HBCU Facility Grants


                      

Since integration swung open the doors of higher education to everyone, enrollment at HBCUs has steadily declined and athletic programs have suffered.  It is no secret that HBCUs don’t have the financial resources of predominantly White institutions.  As a result of the disparity in budgets, the funding priority for HBCUs is the physical plant of the university, the renovation of dorms, class rooms and laboratories, as opposed to the emphasis in athletic venues.  

 

Frustration is palpable among HBCU athletic administrators, exhausted from trying to stretch a dollar and keep flailing programs alive with little help.  According to the 2007 budget figures from the Office of Postsecondary Education, Delaware State has the deepest athletics pockets among all HBCUs.  There are 339 Division I institutions, and the $17.2 million budget at Delaware State ranks 124th.  By contrast, the athletic budget at Ohio State is nearly $125 million. 

Given the chance to follow the money trail to better facilities and greater exposure, the best Black athletes are no longer choosing the HBCU route….despite the demonstrable benefits of a HBCU education.  The biggest football stadium for an HBCU belongs to Norfolk State University, which can seat up to 30,000 people. Howard's Greene Stadium can only seat up to 10,000 people per game.   The University of Michigan stadium can seat up to 109,000 people.
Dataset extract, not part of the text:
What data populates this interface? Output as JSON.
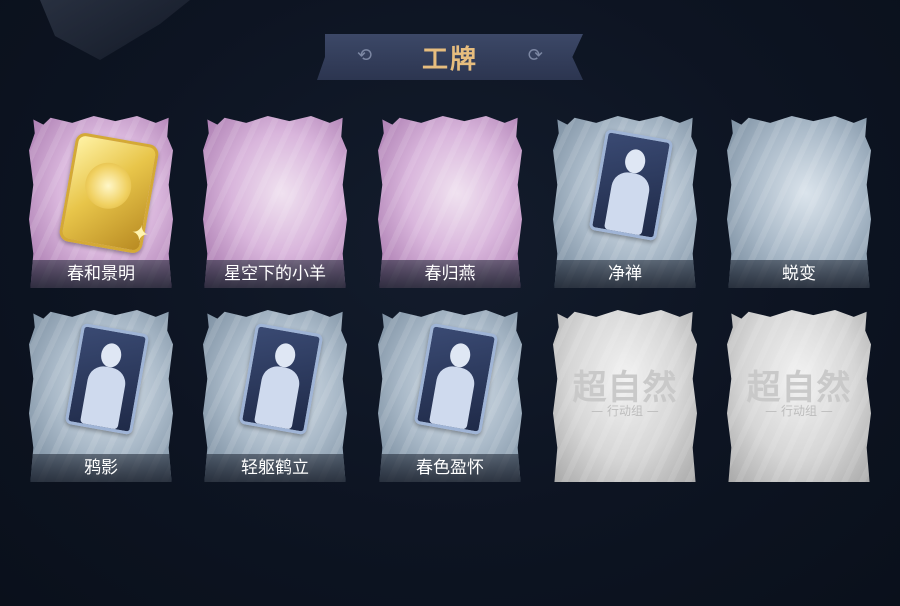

Because most HBCUs have not been able to upgrade their facilities in years, they face an almost insurmountable challenge in recruiting top athletes when competing against schools with state of the art facilities, huge football stadiums and basketball arenas.  HBCUs need our help and funds we raise and generate through the Authority’s offerings and programs will be used to assist them in a battle that they are no longer equipped to fight alone so that the proud programs of the past do not disappear altogether.  If they do, then the institution itself will not be far behind.